Look at every line below and count those containing "selected". Answer with the number only.

RECORDS: Begin

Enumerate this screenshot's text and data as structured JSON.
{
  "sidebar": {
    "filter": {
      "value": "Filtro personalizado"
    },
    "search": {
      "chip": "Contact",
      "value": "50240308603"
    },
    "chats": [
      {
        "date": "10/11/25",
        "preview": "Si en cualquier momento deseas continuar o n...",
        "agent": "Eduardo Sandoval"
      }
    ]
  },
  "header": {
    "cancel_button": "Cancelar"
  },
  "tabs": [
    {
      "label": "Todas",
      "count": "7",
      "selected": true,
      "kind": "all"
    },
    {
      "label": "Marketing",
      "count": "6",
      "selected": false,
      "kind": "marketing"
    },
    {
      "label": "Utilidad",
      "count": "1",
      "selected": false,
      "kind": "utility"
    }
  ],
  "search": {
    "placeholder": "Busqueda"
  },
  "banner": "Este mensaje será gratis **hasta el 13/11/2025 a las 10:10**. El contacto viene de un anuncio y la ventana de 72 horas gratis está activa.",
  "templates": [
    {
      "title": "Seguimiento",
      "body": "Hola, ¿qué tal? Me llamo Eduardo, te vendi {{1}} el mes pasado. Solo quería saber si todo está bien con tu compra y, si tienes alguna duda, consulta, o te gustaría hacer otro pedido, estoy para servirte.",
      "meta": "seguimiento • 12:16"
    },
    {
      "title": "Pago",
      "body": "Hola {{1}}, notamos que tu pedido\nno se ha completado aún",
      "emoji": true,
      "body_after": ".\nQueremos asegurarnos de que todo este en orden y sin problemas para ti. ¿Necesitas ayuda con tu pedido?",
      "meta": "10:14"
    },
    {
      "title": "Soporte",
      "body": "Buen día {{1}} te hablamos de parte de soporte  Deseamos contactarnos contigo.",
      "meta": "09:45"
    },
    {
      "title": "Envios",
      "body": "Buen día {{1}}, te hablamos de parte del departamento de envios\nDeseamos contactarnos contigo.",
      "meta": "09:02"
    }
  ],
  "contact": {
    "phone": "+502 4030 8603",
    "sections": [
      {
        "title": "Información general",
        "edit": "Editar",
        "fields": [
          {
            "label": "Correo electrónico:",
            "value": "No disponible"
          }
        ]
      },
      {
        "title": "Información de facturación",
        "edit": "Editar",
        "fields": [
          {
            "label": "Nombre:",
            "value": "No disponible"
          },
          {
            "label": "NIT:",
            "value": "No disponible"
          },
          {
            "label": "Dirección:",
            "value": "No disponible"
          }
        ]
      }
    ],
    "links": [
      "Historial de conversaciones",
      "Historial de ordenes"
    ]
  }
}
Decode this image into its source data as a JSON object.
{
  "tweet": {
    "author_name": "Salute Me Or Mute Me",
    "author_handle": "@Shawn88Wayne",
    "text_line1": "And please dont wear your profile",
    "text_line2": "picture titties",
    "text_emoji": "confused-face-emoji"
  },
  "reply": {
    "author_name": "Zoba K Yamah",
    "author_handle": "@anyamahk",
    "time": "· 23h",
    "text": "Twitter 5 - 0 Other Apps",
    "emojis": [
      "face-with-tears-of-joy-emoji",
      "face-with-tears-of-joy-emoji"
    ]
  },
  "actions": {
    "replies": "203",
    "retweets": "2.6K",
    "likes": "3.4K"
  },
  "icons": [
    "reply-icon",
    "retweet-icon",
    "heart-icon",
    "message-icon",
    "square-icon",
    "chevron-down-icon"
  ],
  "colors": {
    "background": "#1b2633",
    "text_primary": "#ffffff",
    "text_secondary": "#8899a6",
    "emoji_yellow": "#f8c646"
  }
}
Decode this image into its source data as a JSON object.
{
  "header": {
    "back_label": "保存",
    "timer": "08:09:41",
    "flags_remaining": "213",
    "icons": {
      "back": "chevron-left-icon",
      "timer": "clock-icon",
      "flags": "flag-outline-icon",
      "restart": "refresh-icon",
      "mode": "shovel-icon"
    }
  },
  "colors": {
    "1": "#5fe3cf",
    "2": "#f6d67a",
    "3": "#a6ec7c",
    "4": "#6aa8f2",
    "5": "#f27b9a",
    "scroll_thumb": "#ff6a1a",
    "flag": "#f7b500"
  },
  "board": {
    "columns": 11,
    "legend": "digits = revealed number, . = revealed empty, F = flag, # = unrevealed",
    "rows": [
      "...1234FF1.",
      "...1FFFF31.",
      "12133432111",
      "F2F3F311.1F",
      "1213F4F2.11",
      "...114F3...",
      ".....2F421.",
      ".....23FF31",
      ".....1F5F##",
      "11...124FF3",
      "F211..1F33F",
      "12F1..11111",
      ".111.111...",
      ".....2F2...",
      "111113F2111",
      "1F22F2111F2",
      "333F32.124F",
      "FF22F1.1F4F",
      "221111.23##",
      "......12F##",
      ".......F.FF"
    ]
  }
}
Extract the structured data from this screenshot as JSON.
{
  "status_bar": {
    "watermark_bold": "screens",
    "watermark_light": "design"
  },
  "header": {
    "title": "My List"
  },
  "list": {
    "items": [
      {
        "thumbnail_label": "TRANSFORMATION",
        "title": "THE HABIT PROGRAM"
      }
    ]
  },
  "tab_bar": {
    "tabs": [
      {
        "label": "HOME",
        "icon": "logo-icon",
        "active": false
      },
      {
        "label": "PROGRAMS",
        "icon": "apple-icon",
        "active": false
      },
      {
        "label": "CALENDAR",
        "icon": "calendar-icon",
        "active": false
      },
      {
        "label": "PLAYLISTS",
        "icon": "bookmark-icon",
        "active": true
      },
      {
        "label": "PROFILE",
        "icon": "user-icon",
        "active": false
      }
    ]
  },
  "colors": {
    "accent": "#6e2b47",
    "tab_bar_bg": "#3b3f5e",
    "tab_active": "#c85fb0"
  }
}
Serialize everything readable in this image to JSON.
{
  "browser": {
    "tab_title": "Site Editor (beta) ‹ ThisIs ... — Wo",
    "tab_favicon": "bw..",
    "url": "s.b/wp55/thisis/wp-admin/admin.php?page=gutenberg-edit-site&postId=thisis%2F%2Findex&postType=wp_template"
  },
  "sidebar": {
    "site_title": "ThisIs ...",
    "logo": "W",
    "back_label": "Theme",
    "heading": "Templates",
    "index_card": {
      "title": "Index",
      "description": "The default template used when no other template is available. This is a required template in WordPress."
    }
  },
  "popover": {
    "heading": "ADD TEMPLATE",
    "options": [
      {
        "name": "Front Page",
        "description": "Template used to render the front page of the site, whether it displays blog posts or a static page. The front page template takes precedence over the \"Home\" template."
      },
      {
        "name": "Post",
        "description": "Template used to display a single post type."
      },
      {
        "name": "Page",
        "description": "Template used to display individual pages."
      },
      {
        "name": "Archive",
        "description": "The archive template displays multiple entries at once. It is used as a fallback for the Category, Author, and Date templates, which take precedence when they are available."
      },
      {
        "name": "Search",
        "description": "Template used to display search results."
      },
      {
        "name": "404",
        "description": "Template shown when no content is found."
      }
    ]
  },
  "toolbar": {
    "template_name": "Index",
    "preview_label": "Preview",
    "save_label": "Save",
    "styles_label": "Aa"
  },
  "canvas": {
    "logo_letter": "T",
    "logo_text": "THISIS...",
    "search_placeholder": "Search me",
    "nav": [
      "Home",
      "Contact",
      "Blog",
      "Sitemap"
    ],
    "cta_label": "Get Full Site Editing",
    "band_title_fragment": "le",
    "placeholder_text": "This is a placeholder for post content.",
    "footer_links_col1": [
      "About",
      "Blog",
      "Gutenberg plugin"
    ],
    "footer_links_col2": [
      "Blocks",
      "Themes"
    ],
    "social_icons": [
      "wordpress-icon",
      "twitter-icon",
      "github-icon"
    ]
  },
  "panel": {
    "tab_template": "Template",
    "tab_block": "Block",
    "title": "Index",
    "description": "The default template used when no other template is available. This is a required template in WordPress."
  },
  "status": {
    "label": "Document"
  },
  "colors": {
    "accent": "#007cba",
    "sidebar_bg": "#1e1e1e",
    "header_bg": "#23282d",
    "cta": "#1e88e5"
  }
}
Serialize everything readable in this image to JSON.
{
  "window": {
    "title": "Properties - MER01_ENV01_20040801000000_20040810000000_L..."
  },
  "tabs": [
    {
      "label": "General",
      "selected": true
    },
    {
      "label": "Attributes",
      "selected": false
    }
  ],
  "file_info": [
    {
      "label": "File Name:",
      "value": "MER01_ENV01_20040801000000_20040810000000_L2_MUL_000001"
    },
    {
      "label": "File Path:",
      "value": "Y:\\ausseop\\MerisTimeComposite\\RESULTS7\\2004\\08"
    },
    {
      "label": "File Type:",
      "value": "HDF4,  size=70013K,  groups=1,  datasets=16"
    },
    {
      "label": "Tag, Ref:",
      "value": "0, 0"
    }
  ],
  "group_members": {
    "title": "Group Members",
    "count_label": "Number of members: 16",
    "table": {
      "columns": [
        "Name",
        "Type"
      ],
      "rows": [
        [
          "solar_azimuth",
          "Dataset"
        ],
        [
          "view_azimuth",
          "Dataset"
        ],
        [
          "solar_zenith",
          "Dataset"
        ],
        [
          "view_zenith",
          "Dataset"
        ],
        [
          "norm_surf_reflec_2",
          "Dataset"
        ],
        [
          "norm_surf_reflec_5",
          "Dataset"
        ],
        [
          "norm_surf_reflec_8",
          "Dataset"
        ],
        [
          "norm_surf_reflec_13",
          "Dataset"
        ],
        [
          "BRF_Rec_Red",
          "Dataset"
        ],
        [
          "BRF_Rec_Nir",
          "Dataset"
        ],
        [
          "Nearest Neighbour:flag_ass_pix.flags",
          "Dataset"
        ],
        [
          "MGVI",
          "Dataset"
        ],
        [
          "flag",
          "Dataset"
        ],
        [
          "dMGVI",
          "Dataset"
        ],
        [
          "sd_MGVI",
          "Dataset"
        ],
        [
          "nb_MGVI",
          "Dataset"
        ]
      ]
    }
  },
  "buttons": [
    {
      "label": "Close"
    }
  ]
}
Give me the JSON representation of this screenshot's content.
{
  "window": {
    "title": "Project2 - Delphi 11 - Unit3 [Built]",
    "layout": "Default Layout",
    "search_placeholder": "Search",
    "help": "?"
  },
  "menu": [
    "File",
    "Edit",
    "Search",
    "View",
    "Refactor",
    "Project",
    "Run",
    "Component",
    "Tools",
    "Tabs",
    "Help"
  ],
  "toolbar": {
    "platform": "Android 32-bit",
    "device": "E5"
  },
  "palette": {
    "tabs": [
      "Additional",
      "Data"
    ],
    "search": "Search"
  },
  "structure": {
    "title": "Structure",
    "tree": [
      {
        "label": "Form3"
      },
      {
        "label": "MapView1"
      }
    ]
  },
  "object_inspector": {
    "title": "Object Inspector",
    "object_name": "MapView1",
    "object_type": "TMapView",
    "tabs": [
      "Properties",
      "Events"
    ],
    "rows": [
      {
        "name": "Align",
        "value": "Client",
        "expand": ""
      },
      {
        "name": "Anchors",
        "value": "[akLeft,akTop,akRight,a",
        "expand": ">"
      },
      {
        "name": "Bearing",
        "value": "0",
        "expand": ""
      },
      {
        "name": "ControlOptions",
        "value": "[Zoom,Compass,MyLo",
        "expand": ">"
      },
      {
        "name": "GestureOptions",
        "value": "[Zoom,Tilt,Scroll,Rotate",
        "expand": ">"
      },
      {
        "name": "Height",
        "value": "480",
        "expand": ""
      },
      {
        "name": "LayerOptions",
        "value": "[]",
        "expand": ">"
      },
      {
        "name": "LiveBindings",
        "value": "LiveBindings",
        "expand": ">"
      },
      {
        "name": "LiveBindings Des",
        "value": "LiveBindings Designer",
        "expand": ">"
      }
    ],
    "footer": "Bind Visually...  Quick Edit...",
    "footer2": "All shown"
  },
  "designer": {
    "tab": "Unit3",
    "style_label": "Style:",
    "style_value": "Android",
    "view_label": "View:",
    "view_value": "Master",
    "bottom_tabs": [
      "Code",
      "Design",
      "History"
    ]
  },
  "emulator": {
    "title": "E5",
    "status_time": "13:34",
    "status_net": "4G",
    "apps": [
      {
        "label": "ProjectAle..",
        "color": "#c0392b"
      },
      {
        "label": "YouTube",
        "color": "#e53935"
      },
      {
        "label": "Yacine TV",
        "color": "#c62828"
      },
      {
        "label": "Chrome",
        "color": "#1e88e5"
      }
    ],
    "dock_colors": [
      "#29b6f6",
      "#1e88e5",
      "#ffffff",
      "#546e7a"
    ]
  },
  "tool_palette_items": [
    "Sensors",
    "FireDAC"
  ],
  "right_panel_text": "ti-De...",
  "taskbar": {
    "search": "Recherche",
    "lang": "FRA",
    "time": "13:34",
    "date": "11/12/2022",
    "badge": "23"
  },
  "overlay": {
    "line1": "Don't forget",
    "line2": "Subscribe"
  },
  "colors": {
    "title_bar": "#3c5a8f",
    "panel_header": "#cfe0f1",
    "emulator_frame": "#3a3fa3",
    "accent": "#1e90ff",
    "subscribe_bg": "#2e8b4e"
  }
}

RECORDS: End

» TASK SOLUTION: 5